◆ EXERCISE PROMPT:
Give back all of the data exactly as written.

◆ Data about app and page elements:
::::::::::
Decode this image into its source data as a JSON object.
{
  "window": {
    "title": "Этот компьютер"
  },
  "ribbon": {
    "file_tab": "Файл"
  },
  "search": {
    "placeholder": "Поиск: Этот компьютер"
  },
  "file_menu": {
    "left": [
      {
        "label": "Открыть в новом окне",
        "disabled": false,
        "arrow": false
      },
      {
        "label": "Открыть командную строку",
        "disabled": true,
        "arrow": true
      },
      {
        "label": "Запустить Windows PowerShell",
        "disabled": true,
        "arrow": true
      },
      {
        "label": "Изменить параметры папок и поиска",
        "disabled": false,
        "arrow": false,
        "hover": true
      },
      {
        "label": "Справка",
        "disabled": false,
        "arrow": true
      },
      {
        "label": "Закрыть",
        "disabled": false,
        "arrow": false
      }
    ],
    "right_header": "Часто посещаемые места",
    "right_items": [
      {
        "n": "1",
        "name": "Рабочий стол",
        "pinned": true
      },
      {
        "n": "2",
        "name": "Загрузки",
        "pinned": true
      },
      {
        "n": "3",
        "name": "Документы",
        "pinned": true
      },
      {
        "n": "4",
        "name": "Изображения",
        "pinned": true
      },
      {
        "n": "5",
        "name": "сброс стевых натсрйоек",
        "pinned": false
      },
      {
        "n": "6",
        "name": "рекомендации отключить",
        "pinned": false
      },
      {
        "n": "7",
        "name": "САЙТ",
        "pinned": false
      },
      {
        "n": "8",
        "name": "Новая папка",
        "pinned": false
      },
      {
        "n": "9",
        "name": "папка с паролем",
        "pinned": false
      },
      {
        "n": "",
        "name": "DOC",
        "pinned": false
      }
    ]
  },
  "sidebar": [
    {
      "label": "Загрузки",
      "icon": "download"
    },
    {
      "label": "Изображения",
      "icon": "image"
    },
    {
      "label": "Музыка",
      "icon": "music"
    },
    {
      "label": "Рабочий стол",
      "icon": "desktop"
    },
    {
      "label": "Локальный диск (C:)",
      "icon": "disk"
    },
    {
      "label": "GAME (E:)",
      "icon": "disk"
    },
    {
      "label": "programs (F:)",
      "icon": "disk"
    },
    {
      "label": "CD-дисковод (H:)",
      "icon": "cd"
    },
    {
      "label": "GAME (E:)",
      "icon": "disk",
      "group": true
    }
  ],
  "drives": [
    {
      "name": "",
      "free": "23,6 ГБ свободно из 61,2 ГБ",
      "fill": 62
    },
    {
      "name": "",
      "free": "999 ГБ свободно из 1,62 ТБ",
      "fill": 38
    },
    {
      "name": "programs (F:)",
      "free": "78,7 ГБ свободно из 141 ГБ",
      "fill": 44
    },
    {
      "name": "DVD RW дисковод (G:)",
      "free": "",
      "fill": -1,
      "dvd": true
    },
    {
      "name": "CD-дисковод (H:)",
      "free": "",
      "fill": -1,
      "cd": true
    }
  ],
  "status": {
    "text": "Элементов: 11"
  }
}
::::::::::
◆ REPLY:
Decode this image into its source data as a JSON object.
{
  "window": {
    "title": "Этот компьютер"
  },
  "ribbon": {
    "file_tab": "Файл"
  },
  "search": {
    "placeholder": "Поиск: Этот компьютер"
  },
  "file_menu": {
    "left": [
      {
        "label": "Открыть в новом окне",
        "disabled": false,
        "arrow": false
      },
      {
        "label": "Открыть командную строку",
        "disabled": true,
        "arrow": true
      },
      {
        "label": "Запустить Windows PowerShell",
        "disabled": true,
        "arrow": true
      },
      {
        "label": "Изменить параметры папок и поиска",
        "disabled": false,
        "arrow": false,
        "hover": true
      },
      {
        "label": "Справка",
        "disabled": false,
        "arrow": true
      },
      {
        "label": "Закрыть",
        "disabled": false,
        "arrow": false
      }
    ],
    "right_header": "Часто посещаемые места",
    "right_items": [
      {
        "n": "1",
        "name": "Рабочий стол",
        "pinned": true
      },
      {
        "n": "2",
        "name": "Загрузки",
        "pinned": true
      },
      {
        "n": "3",
        "name": "Документы",
        "pinned": true
      },
      {
        "n": "4",
        "name": "Изображения",
        "pinned": true
      },
      {
        "n": "5",
        "name": "сброс стевых натсрйоек",
        "pinned": false
      },
      {
        "n": "6",
        "name": "рекомендации отключить",
        "pinned": false
      },
      {
        "n": "7",
        "name": "САЙТ",
        "pinned": false
      },
      {
        "n": "8",
        "name": "Новая папка",
        "pinned": false
      },
      {
        "n": "9",
        "name": "папка с паролем",
        "pinned": false
      },
      {
        "n": "",
        "name": "DOC",
        "pinned": false
      }
    ]
  },
  "sidebar": [
    {
      "label": "Загрузки",
      "icon": "download"
    },
    {
      "label": "Изображения",
      "icon": "image"
    },
    {
      "label": "Музыка",
      "icon": "music"
    },
    {
      "label": "Рабочий стол",
      "icon": "desktop"
    },
    {
      "label": "Локальный диск (C:)",
      "icon": "disk"
    },
    {
      "label": "GAME (E:)",
      "icon": "disk"
    },
    {
      "label": "programs (F:)",
      "icon": "disk"
    },
    {
      "label": "CD-дисковод (H:)",
      "icon": "cd"
    },
    {
      "label": "GAME (E:)",
      "icon": "disk",
      "group": true
    }
  ],
  "drives": [
    {
      "name": "",
      "free": "23,6 ГБ свободно из 61,2 ГБ",
      "fill": 62
    },
    {
      "name": "",
      "free": "999 ГБ свободно из 1,62 ТБ",
      "fill": 38
    },
    {
      "name": "programs (F:)",
      "free": "78,7 ГБ свободно из 141 ГБ",
      "fill": 44
    },
    {
      "name": "DVD RW дисковод (G:)",
      "free": "",
      "fill": -1,
      "dvd": true
    },
    {
      "name": "CD-дисковод (H:)",
      "free": "",
      "fill": -1,
      "cd": true
    }
  ],
  "status": {
    "text": "Элементов: 11"
  }
}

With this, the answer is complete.